I recently came up with a bit of JavaScript that gave us a backdoor to the system during our last PeopleTools upgrade. What the script does is hide the login form on the sign in page, preventing login.  The trick was that our core team knew the key to the backdoor. After the sign in page would load, when they pressed Ctrl+Space the login form would be reveled. The combination of keys was only known to the team, so they were the only ones able to get in. Keep in mind if you had some crafty end users this could obviously be worked around, but it did the trick for us.

The JavaScript and HTML to accomplish this is listed below.  Adding the script and HTML changes to your signin.html page is pretty straight forward. First include the file containing the JavaScript, or write it inline. You then need to wrap your login form elements in a <div> with an id=loginbox. I would suggest starting before the <div> containing ptLabelUserid and ending after the <div> containing the submit button. Lastly, you need to add hideLogin(true); to the body onload attribute.

Keep in mind the key doesn’t have to be Ctrl+Space, it can be any key combination really.You will see in the comments of the script a link to information about other keycodes that can be used.

Updated: 10/11/2016
Instead of hard coding a true value for your hideLogin() parameter, why not use a Custom Property set in the Web Profile? You can create any Custom Property you would like, for example: login.isLoginHidden and set to true. Then reference the property in your signin.hmtl page like this: hideLogin("<%=login.isLoginHidden%>"). This will allow you to toggle the hide login functionality by updating the web profile and bouncing the server.

Click here to see a working demo. Enjoy!


#1 – Decoupled Homes

I’m really happy to announce a new project we are launching today:

The PeopleSoft Administrator Podcast

Kyle Benson and I sit down and talk about all things PeopleSoft Admin. Kyle and I would meet for lunch every few weeks to talk about our latest issues at work and the latest features in PeopleTools.
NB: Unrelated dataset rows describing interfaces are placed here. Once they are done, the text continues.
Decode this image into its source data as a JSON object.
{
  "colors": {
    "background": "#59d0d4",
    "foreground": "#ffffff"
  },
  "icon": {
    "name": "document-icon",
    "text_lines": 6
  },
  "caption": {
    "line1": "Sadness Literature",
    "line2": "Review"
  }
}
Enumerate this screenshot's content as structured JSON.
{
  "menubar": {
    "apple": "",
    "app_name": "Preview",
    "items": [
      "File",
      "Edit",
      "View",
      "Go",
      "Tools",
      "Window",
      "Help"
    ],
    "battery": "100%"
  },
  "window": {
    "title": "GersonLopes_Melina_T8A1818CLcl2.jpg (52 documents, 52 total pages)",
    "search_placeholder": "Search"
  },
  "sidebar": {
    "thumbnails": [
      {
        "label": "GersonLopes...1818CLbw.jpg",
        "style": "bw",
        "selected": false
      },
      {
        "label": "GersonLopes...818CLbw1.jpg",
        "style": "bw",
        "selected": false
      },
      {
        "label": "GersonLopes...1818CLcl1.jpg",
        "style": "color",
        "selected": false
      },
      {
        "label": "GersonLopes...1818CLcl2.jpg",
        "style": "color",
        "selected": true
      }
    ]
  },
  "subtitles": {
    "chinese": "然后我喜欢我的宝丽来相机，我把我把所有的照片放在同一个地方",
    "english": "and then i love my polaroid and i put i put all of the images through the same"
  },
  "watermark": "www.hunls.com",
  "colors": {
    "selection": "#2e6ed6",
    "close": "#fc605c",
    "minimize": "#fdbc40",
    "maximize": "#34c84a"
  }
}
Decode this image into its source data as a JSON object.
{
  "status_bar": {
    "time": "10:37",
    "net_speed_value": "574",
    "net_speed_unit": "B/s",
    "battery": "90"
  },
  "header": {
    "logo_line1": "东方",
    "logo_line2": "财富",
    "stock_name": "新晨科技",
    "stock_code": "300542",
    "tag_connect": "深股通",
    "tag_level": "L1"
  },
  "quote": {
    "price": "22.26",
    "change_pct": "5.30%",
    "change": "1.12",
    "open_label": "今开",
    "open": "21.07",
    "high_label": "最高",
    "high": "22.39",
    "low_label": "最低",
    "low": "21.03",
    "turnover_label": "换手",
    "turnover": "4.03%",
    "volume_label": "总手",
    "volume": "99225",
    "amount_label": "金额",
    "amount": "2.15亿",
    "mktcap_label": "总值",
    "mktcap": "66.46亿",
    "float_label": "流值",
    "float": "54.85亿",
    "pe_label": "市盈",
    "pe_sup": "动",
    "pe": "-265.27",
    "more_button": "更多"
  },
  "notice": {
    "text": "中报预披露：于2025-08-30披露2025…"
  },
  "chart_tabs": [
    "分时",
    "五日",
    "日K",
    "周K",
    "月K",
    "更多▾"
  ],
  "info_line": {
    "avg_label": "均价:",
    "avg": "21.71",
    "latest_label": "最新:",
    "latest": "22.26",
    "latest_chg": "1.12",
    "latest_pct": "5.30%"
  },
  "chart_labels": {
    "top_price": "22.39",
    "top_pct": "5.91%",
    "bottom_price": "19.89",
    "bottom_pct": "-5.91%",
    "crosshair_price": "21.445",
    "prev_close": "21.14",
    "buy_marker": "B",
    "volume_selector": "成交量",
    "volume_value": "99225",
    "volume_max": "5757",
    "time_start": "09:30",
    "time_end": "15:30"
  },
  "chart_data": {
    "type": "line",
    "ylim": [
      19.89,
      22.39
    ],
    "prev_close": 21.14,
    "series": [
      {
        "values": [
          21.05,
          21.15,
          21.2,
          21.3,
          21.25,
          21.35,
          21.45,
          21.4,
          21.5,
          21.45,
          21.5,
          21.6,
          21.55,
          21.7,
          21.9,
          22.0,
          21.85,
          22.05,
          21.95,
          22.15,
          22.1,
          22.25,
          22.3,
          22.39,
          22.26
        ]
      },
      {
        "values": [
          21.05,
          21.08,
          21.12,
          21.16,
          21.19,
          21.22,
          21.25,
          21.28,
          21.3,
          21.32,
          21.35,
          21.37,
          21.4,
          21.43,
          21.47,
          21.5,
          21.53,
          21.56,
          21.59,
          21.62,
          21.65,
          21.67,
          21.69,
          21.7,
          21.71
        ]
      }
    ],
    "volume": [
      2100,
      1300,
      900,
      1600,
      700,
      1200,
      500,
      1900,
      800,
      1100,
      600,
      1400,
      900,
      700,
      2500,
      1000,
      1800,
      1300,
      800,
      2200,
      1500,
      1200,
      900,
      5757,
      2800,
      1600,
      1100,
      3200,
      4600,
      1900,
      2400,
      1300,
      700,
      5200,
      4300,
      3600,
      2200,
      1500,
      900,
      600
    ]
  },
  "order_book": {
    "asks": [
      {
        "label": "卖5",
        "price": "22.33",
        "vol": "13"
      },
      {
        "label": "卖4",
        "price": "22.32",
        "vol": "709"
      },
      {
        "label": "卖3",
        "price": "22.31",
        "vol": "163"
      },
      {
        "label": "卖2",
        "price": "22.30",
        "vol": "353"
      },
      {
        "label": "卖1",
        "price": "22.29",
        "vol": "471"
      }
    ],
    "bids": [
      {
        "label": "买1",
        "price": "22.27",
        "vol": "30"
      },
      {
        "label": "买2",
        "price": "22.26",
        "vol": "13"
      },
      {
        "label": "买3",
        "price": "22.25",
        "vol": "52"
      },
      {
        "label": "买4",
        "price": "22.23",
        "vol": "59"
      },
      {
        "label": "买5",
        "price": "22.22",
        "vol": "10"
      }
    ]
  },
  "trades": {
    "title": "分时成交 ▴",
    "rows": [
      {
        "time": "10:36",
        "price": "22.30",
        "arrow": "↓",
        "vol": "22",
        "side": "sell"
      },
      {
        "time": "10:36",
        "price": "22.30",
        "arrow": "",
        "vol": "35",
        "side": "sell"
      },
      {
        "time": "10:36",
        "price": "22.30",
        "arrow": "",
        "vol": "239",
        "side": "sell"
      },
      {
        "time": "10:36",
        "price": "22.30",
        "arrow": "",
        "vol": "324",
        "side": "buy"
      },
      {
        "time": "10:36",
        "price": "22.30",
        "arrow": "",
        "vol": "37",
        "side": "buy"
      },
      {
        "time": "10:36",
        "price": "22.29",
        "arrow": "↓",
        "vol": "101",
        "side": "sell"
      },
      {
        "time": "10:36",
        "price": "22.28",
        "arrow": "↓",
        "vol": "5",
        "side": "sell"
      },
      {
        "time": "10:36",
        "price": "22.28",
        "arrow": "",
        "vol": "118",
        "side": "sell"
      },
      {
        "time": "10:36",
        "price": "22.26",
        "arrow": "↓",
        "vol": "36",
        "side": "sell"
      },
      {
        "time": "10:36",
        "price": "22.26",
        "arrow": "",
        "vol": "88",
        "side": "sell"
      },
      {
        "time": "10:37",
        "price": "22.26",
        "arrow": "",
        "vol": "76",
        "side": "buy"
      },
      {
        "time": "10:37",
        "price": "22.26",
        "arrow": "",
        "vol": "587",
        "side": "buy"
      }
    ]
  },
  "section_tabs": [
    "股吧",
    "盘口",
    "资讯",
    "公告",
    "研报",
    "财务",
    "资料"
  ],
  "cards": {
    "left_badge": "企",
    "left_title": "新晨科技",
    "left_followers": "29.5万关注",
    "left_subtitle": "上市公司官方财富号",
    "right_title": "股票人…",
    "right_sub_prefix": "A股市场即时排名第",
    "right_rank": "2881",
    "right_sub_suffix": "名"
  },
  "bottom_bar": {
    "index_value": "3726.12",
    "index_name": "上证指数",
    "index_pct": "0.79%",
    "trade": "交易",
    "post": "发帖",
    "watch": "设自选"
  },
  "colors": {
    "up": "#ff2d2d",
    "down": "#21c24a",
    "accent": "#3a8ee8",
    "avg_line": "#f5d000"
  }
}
After a year of this, we thought it would be fun to record our conversations and share them.


In episode 1 of the PeopleSoft Administrator Podcast, we talk about decoupled homes and how to use them. They discuss the advantages of using them, how they manage each home and why you should look at using decoupled homes.
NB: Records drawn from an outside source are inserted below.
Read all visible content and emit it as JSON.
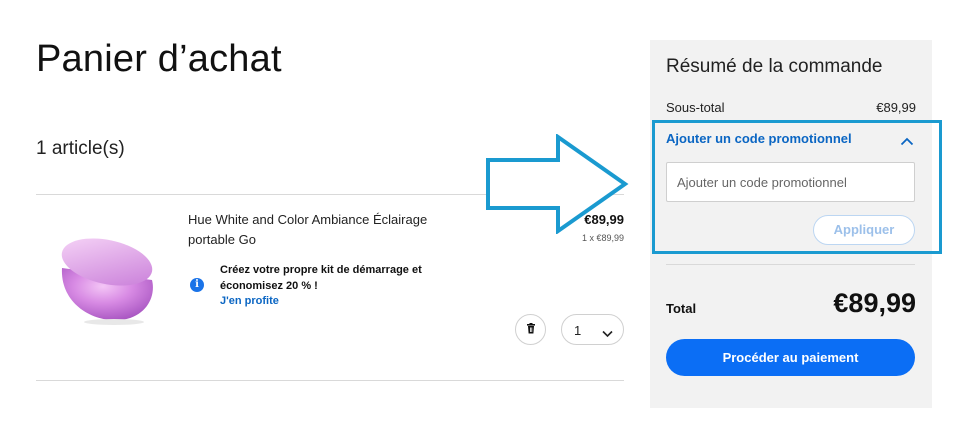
{
  "cart": {
    "title": "Panier d’achat",
    "item_count": "1 article(s)"
  },
  "item": {
    "name": "Hue White and Color Ambiance Éclairage portable Go",
    "price": "€89,99",
    "unit_price": "1 x €89,99",
    "promo_message": "Créez votre propre kit de démarrage et économisez 20 % !",
    "promo_link": "J'en profite",
    "quantity": "1",
    "image_icon": "lamp-product-image"
  },
  "summary": {
    "title": "Résumé de la commande",
    "subtotal_label": "Sous-total",
    "subtotal_value": "€89,99",
    "promo_header": "Ajouter un code promotionnel",
    "promo_placeholder": "Ajouter un code promotionnel",
    "apply_label": "Appliquer",
    "total_label": "Total",
    "total_value": "€89,99",
    "checkout_label": "Procéder au paiement"
  },
  "colors": {
    "accent_blue": "#0b6ef5",
    "link_blue": "#0b66c3",
    "annotation_blue": "#1a9ad0",
    "panel_bg": "#f2f2f2"
  }
}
We want to make this podcast part of the community discussion on PeopleSoft administration. If you have comments, feedback, or topics you’d like us to talk about, we want to hear from you! You can email us at podcast@psadmin.io, tweet us at @psa_io, or use the Twitter hashtag #psadminpodcast.

You can listen to the podcast here on psadmin.io or subscribe with your favorite podcast player using the URL below, or subscribe in iTunes.

Podcast RSS Feed

Links from this episode:

Rebuilding Tuxedo Domains

When using the command line to rebuild a Tuxedo domain, there is a new flag to keep your settings:

The –keepfeatures switch in the following command was introduced in PeopleTools 8.54.

For example:

psadmin –c import [PS_CFG_HOME] –d [old domain name] –n [new domain name] -keepfeatures

This came from the Best Practices guide for Mid-tier Deployment White Paper. At the end of the document, there is a good overview for the steps needed with a PeopleTools upgrade and the commands to help you script the upgrade.